The New York Times has responded to revelations that Sonia Sotomayor’s quote about “a wise Latina woman” was repeated often between 1994 and 2003 by publishing an article titled “Speeches show judge’s steady focus on diversity and struggle.” The article, written by Peter Baker and Jo Becker, does mention in passing the fact that she has used the quote on multiple occasions, but it did so in the manner of emphasizing her “focus on diversity and struggle.”
She has lamented the dearth of Hispanics on the federal bench. She has exhorted young people to value immigration. She has mulled over the “deeply confused image” America has of its own racial identity. And she has used on more than one occasion a version of the “wise Latina” line that she has spent much of this week trying to explain.
Five paragraphs from the end, the article mentions her wise Latina comment again and offers the White House’s response.

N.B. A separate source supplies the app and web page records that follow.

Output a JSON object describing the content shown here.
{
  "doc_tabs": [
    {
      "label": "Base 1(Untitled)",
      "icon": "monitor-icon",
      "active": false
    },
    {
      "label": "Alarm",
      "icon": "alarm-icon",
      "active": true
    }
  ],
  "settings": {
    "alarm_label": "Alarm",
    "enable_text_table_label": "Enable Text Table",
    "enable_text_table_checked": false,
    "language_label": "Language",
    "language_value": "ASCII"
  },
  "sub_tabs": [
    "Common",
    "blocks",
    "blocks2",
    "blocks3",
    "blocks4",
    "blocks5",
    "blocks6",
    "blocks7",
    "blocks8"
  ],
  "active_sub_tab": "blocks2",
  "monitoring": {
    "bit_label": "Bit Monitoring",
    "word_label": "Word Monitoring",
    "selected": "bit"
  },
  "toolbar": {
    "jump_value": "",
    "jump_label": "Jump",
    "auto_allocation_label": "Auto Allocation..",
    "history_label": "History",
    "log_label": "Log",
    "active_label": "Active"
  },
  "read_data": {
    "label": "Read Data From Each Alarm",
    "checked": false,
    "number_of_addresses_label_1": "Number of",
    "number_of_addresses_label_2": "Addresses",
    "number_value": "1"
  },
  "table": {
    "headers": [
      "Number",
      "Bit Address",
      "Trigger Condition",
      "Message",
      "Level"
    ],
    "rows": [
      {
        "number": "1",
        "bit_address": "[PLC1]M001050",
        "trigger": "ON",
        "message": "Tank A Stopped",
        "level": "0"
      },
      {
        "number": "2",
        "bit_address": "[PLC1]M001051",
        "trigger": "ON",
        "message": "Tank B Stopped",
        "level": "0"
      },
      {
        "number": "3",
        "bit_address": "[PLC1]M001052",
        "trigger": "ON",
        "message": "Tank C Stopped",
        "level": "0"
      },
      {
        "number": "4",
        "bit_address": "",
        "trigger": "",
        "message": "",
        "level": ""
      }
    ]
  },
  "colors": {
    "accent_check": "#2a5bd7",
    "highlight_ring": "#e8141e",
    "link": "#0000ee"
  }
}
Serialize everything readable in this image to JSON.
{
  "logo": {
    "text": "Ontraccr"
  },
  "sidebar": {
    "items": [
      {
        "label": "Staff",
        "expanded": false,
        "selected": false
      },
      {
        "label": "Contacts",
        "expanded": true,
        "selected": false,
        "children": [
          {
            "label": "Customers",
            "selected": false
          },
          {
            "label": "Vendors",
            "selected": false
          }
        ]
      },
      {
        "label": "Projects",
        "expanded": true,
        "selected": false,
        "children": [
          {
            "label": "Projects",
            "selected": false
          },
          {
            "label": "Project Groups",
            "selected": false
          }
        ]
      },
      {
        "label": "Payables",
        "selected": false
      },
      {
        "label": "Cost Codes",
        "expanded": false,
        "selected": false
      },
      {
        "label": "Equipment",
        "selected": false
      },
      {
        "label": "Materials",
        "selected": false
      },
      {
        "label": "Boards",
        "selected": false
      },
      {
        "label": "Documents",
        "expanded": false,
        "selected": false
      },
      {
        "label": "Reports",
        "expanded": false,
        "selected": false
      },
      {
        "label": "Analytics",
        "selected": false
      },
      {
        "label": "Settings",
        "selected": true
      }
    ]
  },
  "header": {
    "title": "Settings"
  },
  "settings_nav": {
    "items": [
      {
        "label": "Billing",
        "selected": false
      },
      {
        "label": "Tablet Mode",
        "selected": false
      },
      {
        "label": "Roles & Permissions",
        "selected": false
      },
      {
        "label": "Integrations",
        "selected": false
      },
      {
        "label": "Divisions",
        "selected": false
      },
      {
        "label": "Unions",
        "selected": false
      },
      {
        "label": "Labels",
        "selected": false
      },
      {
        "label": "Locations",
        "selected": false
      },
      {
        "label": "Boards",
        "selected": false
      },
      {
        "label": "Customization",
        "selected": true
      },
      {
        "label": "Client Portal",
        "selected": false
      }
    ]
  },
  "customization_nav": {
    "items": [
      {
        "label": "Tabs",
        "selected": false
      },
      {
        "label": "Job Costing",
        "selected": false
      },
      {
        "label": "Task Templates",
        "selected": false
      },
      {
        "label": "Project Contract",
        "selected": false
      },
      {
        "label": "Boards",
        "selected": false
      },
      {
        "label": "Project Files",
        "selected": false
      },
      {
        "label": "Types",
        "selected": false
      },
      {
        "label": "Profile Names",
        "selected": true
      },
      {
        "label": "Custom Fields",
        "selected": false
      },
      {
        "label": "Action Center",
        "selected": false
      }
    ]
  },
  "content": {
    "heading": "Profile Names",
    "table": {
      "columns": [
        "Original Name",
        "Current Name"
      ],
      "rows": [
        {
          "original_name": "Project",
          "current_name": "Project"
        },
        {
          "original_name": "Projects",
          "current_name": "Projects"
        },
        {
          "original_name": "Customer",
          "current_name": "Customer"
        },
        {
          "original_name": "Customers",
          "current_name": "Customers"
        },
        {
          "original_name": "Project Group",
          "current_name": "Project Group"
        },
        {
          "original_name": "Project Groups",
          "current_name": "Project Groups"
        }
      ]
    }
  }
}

That was the same year she made the comment about how a “wise Latina” could make a better decision than a white man. The White House has called that a poor choice of words, but it was not the only time she used them. In 1994, she said something similar, although she referred to women generally, not just Latinas. And in 2003, she said a “wise Latina woman” would “reach a better conclusion” but did not say better than whom. The White House argued that the fact that she had used a similar formulation in 1994 without its being questioned during the 1998 confirmation process showed that it was now being manufactured as a false issue. And to rebut the notion that she would let her background blur her jurisprudence, the administration pointed to a 2000 speech in which she said, “I have to unhook myself from my emotional responses and try to stay within my unemotional, objective persona.”
The article doesn’t quote any of her critics except Rush Limbaugh.
Her speeches also indicate that she is not afraid to take on opponents. In 1998, after she was confirmed to the appeals court, she recounted how she was vigorously questioned by senators based on what she called “mischaracterization and misunderstanding of three of my decisions” by Rush Limbaugh. In recent days, Mr. Limbaugh has led the fight against her nomination, calling her a “reverse racist.”
An earlier New York Times article about Sotomayor’s comments also doesn’t quote any critics of Sotomayor but does quote Charles Ogletree Jr., an advisor to Obama.
Charles J. Ogletree Jr., a Harvard law professor and an adviser to Mr. Obama, said Judge Sotomayor’s remarks were appropriate. Professor Ogletree said it was “obvious that people’s life experiences will inform their judgments in life as lawyers and judges” because law is more than “a technical exercise,” citing Justice Oliver Wendell Holmes Jr.’s famous aphorism: “The life of the law has not been logic; it has been experience.”